# [What you have to do]
Search the entries for the word "artist" and pull out each line that has it.

Collected data entries:
□ □ □ □ □

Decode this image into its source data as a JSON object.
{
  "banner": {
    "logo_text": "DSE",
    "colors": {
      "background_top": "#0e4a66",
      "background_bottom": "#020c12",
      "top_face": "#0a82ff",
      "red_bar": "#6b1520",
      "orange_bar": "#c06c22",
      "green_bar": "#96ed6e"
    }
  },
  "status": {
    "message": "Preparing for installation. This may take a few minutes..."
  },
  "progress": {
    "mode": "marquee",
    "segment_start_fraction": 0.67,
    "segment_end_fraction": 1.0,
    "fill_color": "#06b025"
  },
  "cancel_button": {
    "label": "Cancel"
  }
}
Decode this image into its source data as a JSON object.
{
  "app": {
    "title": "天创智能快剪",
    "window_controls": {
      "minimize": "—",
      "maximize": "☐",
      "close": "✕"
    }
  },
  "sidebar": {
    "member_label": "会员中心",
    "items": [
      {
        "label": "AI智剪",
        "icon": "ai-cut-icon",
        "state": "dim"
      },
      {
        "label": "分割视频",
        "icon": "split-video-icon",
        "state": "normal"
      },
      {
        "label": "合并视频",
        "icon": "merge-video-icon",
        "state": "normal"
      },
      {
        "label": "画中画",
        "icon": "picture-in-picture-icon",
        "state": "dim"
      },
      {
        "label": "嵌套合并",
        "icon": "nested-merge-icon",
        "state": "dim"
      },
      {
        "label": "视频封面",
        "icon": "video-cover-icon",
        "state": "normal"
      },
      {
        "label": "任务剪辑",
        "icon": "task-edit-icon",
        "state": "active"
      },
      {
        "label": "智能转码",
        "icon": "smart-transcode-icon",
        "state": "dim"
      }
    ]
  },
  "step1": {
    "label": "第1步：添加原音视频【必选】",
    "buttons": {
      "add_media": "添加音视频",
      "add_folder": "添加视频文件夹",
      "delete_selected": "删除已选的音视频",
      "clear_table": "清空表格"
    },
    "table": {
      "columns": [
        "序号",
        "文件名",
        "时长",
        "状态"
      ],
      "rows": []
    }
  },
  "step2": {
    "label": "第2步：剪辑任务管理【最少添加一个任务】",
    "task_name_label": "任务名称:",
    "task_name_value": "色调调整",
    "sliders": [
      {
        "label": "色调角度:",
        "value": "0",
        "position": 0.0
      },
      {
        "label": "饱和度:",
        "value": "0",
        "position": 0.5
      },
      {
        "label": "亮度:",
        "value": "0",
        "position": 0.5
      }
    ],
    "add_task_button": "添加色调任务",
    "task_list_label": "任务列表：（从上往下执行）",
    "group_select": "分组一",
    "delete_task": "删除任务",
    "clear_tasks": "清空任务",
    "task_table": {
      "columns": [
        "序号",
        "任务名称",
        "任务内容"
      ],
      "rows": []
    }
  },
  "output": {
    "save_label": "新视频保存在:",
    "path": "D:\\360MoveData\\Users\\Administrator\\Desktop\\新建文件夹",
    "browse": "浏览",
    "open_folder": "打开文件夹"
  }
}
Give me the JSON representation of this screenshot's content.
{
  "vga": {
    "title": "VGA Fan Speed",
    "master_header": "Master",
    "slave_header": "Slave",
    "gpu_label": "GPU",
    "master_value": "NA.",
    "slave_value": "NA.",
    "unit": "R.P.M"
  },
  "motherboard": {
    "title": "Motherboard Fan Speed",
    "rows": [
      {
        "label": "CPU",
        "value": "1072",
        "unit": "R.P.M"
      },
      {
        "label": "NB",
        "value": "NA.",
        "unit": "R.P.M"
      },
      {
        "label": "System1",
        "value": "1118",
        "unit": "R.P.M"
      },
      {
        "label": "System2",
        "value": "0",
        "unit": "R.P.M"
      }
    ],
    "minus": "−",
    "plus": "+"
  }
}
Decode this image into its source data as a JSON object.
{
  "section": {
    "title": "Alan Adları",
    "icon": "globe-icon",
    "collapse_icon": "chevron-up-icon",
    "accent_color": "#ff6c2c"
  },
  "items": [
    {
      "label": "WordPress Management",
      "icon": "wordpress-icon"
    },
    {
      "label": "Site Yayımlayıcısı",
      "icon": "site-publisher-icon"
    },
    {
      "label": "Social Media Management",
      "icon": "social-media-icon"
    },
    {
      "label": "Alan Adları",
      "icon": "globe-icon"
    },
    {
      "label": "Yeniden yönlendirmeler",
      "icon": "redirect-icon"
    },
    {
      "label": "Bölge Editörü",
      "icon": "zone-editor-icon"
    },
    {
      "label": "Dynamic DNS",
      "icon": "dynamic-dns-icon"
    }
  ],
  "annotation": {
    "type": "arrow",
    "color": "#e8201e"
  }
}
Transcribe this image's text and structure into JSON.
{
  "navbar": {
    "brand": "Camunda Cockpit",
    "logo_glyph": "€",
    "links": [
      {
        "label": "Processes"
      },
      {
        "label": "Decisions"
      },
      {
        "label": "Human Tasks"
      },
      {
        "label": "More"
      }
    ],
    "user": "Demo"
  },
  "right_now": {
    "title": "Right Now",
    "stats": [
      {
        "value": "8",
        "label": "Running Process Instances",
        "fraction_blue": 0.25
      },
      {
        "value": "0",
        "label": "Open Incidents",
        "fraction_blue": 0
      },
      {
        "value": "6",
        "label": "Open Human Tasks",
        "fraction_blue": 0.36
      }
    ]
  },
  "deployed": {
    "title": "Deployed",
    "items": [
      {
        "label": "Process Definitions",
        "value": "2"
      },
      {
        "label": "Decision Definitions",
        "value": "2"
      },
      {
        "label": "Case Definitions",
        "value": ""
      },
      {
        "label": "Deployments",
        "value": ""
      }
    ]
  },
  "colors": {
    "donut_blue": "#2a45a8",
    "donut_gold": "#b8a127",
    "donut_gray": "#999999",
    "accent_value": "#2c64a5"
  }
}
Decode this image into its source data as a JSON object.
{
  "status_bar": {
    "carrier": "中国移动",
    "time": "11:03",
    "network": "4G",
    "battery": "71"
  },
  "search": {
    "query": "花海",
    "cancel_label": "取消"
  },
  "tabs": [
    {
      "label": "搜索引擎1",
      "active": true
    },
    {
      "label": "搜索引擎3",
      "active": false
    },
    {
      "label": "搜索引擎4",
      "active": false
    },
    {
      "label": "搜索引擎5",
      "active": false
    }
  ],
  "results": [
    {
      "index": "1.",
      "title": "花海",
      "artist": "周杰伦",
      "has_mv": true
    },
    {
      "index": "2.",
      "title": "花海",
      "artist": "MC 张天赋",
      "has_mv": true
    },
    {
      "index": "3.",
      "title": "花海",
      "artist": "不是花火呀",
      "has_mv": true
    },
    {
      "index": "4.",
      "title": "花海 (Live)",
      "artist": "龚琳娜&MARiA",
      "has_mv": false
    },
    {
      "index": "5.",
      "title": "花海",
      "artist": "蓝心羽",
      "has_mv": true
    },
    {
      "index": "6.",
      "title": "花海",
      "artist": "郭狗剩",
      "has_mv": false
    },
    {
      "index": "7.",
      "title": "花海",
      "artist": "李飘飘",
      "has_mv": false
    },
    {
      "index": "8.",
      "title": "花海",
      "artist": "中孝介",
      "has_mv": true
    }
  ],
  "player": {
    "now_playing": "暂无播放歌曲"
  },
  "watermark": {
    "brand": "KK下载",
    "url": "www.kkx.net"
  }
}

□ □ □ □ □

# [Response for this exercise]
      "artist": "周杰伦",
      "artist": "MC 张天赋",
      "artist": "不是花火呀",
      "artist": "龚琳娜&MARiA",
      "artist": "蓝心羽",
      "artist": "郭狗剩",
      "artist": "李飘飘",
      "artist": "中孝介",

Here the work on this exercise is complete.